This is quite a change - if you bought a laptop just a few years ago, it might have cost twice as much as a contemporary desktop PC, but the features it contained could have been nearly a year behind. Now, high- powered laptops are as little as three months behind, while less powerful models sell at desktop PC prices.
The most recent development has been the arrival of new mobile processors from Intel, code-named Tillamook, that provide the same power as the fastest 233MHz desktop Pentium chips. The hard disks used in laptops can match those on the desktop too, with IBM recently announcing a 5GB example, though their higher level of miniaturisation means that they're still around twice the cost per megabyte.

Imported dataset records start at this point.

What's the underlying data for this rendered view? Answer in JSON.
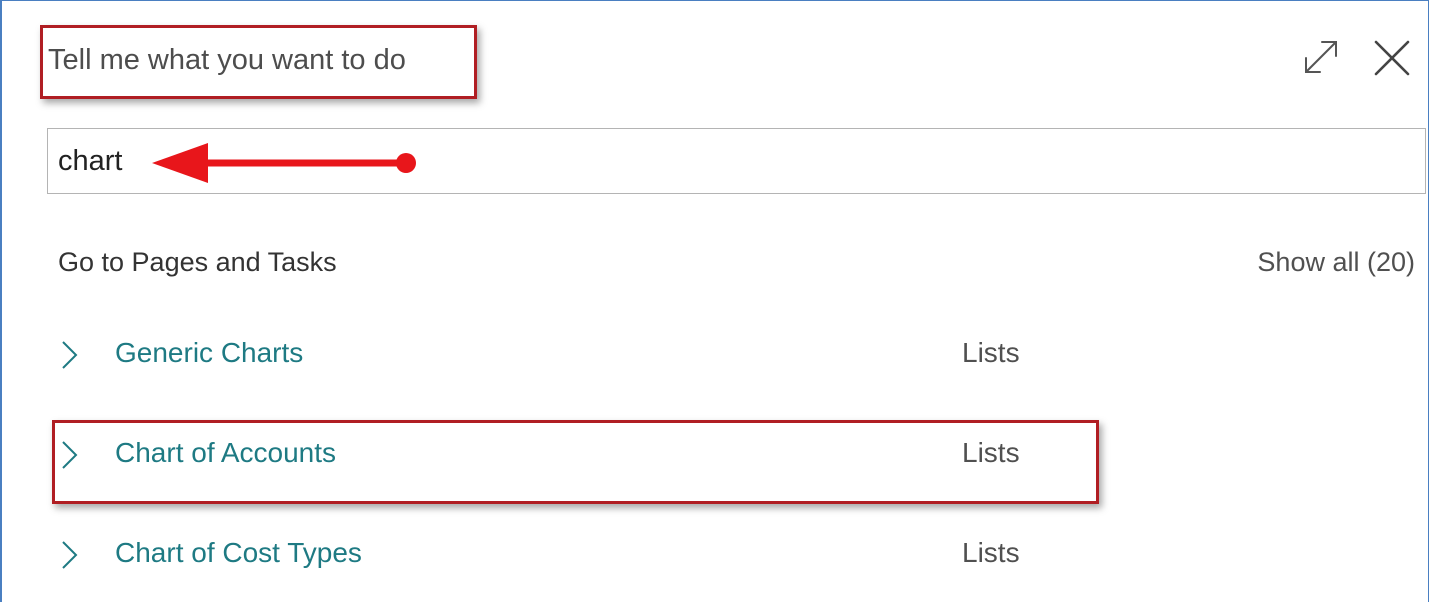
{
  "header": {
    "title": "Tell me what you want to do",
    "expand_icon": "expand-icon",
    "close_icon": "close-icon"
  },
  "search": {
    "value": "chart",
    "placeholder": ""
  },
  "results": {
    "section_title": "Go to Pages and Tasks",
    "show_all": "Show all (20)",
    "items": [
      {
        "label": "Generic Charts",
        "category": "Lists"
      },
      {
        "label": "Chart of Accounts",
        "category": "Lists"
      },
      {
        "label": "Chart of Cost Types",
        "category": "Lists"
      }
    ]
  },
  "colors": {
    "highlight": "#b01e23",
    "arrow": "#e8161b",
    "link": "#1e7a83",
    "frame": "#4a7fc1"
  }
}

In fact, just about the only features you can't get in portable form are fixed-size ones, like 17 inch screens, as most laptop PCs are designed to occupy the same desk space as an A4 sheet of paper. But they can still pack a lot into that, and some of the latest models use 14 inch liquid crystal displays (LCDs) that offer more usable screen space than a 15 inch desktop monitor.
Keeping up the desktops, is expensive - it requires leading edge technology. The manufacturers know this and usually offer less powerful laptops at more reasonable prices, and for many users these will be the ideal choice. They might have a smaller 11 inch screen and 2GB hard drive, but will be fine for most uses, and their portability is a huge bonus.
Once in the office, there is nothing to stop a laptop being plugged in to all the usual facilities: a local area network, printers, even an external full-size keyboard and screen. Then when you want to work at home or on a business trip, you just unplug and go. Many users keep a duplicate external screen and keyboard at home for when they are working there.
An easy way of plugging in all these things is a docking station, this has a slot into which the laptop slides and it automatically makes all the connections in one go. These are neat, but be warned that different laptops need different docking stations; when you replace one, you'll have to renew the other too.
This ability to plug in extra bits and pieces is one of the laptop's big advantages over the desktop. Instead of needing circuit boards that must be fitted inside the PC, laptops have what is called PCMCIA slots, whose small cards can be inserted and removed without needing to switch the machine off. Thus it's a simple matter, say, to pull out a network card and push in a modem instead.
Some of the latest additions to the mobile user's armoury are various ways of hooking up a PC without needing wires. Local area networks can use radio cards instead of cabling, for instance. This is finding favour in places like warehouses and on campus sites, allowing users to roam freely with their laptops.
Out on the road, an increasing number of users are turning to GSM, the digital cellphone standard used in the UK by Cellnet, Vodafone, Orange and One2one. Standards for GSM include the ability to transmit data and voice, and although it is at least four or five times slower than the latest modems, it can be used almost anywhere.
This is great for international travellers too, because the GSM networks in different countries (excluding most of the USA) are interconnected so that handsets can make and receive calls in any of them. A single GSM card for the PCMCIA slot therefore replaces the need to carry telephone plug adapters.
As the use of laptops grows, airlines too are acknowledging that their passengers want to work on the move. Several are installing laptop power supplies for business class travellers, and some are putting in modem sockets that link to existing satellite sky-phone systems.
Laptops are getting lighter. Hewlett Packard's Omnibook set the standard, weighing less than 4lb (1.7kg), but was recently eclipsed by Toshiba's 2lb (840g) Libretto. It has a six-inch monitor, a hard disk and a Pentium processor.